We had known some things about Gerald, and we had known about Trabuco College. Gerald was quite an influence on the Sequoia Seminars up on the San Francisco peninsula, so I had heard about him. Part of his vision that appealed to me was seeing the mystical life in an evolutionary context, which put him squarely on par with Aurobindo. So in the summer of 1961, Dick and I visited with Gerald for four hours. And when I walked out of there, I knew I was going to start Esalen Institute. I was on fire. That meeting triggered it, and I made my resolution to start Esalen.
With Gerald, we had a general conversation. You know how Gerald was—it covered everything. It covered the Old Testament, the New Testament, Buddhism, Christianity, evolutionary theory, the whole works. Oh my God, off he went! We discussed everything from the evolutionary metaphysics that I had completely imbibed from Aurobindo, to spiritual practice. He really knew his psychical research, and I had done a lot of reading there, too, so it was something.
I remember Gerald talking about the power of Big Sur and how it could catalyze powerful experience. He had an intuitive grasp of it. Frankly, I don’t know whether he had been there or not. But he spoke about being right at the edge of the continent, facing west, with the land backed up behind us, and his sense that the physical location would catalyze whatever we were going to do there.
That was the thing that pushed me over, all the way over—that conversation with Gerald. I walked out of there totally on fire, and I knew that was what I wanted to do. That was the trigger. Everything about our conversation with Gerald, everything ignited me during that conversation.
The next encounter with Gerald was in the first catalog that we published. We took over the place at Big Sur in October 1961. Then the programs that are now identified as Esalen started in September of 1962. The first catalog was titled “Human Potentialities,” a title that came from Aldous Huxley’s essays. I was looking for language that would mediate between Sri Aurobindo’s metaphysics and his evolutionary mysticism, and folks who weren’t that much into metaphysics and advanced mysticism. And Huxley’s language was compatible. We used some of his formulations. In any case, in that first catalog there was a lecture, a single lecture by Gerald in 1962.
So Gerald came to Esalen. I don’t remember how long he stayed, but he gave one of his electrifying lectures. [Ed. note: Heard’s topic was Art and Religion, given on October 26, 1962.] And we invited Gerald to come back and spend a month in the fall of 1963. So he was there again in November 1963 when Kennedy was shot and killed, and Aldous died on the same day [Heard’s stay lasted about two weeks, and he delivered several talks, including The New Concept of Evolution]. And they did a kind of a vigil for Aldous. We all joined in, in the spirit of The Tibetan Book of the Dead, of guiding and meditating and thinking, and he was in close touch with Laura Huxley.
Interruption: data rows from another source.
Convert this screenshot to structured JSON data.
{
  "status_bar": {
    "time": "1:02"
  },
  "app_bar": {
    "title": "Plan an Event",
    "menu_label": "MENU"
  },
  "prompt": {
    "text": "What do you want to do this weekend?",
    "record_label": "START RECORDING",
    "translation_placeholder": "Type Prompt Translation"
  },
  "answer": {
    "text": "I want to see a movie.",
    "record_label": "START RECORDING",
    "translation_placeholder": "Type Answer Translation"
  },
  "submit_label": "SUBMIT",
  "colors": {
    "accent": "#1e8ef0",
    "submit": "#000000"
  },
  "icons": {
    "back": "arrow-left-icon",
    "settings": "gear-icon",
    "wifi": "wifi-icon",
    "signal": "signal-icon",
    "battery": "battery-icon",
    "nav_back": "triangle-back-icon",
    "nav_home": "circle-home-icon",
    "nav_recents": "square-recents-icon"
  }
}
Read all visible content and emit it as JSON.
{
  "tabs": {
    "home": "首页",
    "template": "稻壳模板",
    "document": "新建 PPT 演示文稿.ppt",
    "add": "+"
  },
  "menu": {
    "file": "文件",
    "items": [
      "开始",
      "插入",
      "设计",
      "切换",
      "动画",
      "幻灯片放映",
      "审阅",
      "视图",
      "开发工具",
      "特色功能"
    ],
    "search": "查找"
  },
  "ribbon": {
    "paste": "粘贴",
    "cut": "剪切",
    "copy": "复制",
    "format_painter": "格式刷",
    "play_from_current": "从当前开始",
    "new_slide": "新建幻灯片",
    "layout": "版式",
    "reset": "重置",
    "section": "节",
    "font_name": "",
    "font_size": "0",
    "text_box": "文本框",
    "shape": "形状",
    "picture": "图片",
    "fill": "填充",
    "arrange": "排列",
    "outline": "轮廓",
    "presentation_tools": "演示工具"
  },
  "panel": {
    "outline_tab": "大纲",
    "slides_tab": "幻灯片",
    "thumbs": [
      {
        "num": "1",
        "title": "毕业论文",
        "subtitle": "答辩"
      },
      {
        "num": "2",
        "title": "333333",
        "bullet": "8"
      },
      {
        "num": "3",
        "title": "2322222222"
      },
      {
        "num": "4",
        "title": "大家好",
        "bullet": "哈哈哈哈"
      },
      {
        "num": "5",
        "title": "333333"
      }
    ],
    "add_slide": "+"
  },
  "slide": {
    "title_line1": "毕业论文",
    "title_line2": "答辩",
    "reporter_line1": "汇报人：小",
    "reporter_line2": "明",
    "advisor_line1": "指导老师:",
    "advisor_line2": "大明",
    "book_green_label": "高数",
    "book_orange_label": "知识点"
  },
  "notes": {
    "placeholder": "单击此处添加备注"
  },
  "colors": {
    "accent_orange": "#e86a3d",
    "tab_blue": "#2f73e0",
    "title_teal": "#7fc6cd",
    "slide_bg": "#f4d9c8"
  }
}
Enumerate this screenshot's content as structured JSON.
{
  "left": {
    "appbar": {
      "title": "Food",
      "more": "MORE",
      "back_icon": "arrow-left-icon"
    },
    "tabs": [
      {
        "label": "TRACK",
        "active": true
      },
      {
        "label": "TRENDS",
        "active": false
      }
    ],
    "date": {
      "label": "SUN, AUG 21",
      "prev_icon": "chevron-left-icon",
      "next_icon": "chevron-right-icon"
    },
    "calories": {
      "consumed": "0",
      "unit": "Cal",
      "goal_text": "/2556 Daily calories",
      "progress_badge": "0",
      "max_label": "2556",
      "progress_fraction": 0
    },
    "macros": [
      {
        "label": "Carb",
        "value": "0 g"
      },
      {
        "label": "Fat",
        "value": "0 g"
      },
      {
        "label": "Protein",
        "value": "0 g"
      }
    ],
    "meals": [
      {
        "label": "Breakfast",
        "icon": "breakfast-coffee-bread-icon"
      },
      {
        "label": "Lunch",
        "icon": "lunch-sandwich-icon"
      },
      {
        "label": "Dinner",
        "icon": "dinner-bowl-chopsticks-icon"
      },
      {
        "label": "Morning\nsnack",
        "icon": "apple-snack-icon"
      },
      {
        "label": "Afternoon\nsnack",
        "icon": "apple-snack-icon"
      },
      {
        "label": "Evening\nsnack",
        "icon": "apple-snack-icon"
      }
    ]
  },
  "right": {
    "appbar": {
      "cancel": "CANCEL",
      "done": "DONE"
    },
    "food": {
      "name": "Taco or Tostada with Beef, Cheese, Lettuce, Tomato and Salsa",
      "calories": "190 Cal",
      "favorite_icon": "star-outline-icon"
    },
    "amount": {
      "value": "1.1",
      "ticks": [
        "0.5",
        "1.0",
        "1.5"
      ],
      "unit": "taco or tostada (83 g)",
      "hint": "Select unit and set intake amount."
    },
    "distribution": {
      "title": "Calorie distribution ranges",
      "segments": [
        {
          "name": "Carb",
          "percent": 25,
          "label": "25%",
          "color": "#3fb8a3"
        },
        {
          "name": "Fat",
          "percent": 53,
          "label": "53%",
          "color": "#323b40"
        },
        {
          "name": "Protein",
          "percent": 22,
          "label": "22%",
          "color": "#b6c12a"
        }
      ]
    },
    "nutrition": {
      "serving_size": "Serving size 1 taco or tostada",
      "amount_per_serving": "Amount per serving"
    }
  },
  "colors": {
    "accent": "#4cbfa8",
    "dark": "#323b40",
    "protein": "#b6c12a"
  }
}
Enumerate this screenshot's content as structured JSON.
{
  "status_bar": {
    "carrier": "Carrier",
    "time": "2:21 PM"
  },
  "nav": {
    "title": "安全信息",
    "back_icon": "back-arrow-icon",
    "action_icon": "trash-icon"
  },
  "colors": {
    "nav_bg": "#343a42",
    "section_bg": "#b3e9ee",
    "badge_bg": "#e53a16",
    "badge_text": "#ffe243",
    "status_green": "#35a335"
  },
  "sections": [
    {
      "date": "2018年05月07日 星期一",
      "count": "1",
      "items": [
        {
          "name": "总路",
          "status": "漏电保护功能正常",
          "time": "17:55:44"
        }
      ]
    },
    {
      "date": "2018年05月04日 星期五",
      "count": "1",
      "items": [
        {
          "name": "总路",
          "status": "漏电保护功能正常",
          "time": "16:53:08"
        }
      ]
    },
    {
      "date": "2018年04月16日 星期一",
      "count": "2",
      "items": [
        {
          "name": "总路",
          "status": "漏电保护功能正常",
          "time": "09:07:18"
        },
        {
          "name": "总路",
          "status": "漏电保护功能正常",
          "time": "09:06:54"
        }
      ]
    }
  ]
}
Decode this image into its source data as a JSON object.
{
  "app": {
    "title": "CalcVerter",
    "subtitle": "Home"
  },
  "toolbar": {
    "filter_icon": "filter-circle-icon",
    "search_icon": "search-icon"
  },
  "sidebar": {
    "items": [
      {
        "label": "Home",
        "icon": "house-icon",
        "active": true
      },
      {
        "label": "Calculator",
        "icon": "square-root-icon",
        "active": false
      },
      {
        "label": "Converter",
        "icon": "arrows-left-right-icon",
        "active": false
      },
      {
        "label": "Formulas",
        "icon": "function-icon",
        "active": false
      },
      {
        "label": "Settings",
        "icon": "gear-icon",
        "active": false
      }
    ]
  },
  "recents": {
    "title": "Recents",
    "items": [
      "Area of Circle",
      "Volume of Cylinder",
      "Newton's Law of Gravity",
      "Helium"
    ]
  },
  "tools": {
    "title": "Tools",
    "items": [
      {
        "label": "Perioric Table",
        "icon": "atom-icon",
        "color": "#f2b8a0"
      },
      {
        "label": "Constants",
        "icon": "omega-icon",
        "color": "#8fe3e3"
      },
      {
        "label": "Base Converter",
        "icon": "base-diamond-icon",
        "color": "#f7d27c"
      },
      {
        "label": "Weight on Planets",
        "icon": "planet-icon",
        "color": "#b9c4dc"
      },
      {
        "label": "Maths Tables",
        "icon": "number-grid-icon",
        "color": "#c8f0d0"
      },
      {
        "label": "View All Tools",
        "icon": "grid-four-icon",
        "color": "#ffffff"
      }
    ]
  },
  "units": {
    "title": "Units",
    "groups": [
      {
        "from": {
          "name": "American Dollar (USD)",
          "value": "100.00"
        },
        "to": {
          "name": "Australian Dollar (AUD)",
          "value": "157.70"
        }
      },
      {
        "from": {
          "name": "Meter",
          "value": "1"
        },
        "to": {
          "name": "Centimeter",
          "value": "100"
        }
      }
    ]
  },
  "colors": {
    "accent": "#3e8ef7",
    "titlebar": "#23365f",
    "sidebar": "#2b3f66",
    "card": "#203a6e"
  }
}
That was the last time that I saw Gerald in November of 1963.
Gerald Heard was not an intellectual influence on me. His main influence was that catalytic moment when we met, and that pushed me all the way to starting Esalen. Gerald played a hugely catalytic role for me at this big turning point in my life, as he did with lots of people. Although he was not a primary intellectual influence, he represented the basic worldview that I believe is trying to emerge in the world today. To me, this is the big one that’s coming up over the horizon.
Michael Murphy is co-founder and Chairman of the Board of the Esalen Institute and author of four novels, including the best-selling Golf in the Kingdom, and The Kingdom of Shivas Irons. His non-fiction works include In the Zone: Transcendent Experience in Sports, an anthology of extraordinary sports experiences, co-authored with Rhea White; The Physical and Psychological Effects of Meditation, co-authored with Steve Donovan; and The Future of the Body: Explorations Into the Further Evolution of Human Nature.
Mr. Murphy graduated from Stanford University with a degree in psychology. Esalen Institute has become the world’s premier growth center and has hosted numerous notable individuals associated with the Human Potential movement.
"His main influence was that catalytic moment when we met, and that pushed me all the way to starting Esalen."